Why Automakers and Car Dealers Are Surviving Economic Forecasts

Despite the bleak forecasts that are bombarded with us every day, today’s consumers face an extraordinary time without a historical strategy to guide them over the past few years. After shutdowns and disease outbreaks disrupted global supply chains, leading to the highest inflation in 40 years and consequent aggressive interest rate hikes by global central banks, strong job markets and consumers still spending continues.

After decades of sluggish wage growth, workers, especially those at the bottom of the wage ladder, have enjoyed the biggest wage gains of a generation. Add to this record-low unemployment and we are lost in unprecedented pre-recession waters. Consumers seem to be ignoring rising interest rates and not curbing their spending. Supply is not keeping up with demand in the housing and auto industries.

Consumers are calmly looking to the future. Job security has been bolstered by recent wage increases, allowing them to ignore the headlines. Perhaps their willingness to spend is based not only on today’s economic environment, but also on their individual income expectations and future prospects.

Combining the willing consumer base with pent-up demand created by supply chain disruptions, it’s reasonable to expect that forecast indicators will be disrupted. The formally predictable impact of an inverted yield curve triggering a recession and ultimately stagnating auto sales may now be called into question.

An interesting fact to consider when analyzing how stuck demand affects total sales is to recognize the correlation between total sales and total mileage. U.S. sales fell from over 17 million in 2019 to around 20 million. 13.6 million units in 2022, the number of miles covered in that period increased. In 2021, the number of miles driven will increase by more than 11% year-on-year, and by more than 5% in 2022, according to the Department of Transportation.

Looking ahead, I disagree with the negative sentiments of the mainstream theories about the automotive industry in 2023. Yes, we are experiencing an inverted yield curve. Yes, this reversal usually predicts a recession, and yes, a recession means lower car sales. Maybe not this time. Years from now, when economists are trying to explain the auto industry’s cycles and predict doom and gloom, 2023 will be an outlier. The reason, again, is the resilience and adaptability of US auto dealers.

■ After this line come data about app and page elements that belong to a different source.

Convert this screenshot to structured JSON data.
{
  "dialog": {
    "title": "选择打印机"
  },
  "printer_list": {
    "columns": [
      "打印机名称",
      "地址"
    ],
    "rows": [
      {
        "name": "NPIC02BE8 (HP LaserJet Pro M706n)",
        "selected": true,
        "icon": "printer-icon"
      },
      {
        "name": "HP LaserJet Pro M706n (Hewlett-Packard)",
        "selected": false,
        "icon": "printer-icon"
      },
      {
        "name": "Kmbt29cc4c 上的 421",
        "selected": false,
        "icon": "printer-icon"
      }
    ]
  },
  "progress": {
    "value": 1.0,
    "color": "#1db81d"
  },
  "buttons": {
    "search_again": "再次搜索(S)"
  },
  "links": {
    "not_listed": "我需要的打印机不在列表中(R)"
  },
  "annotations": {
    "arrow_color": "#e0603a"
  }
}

https://www.autonews.com/guest-commentary/why-automakers-car-dealers-will-weather-economic-forecast Why Automakers and Car Dealers Are Surviving Economic Forecasts

Exit mobile version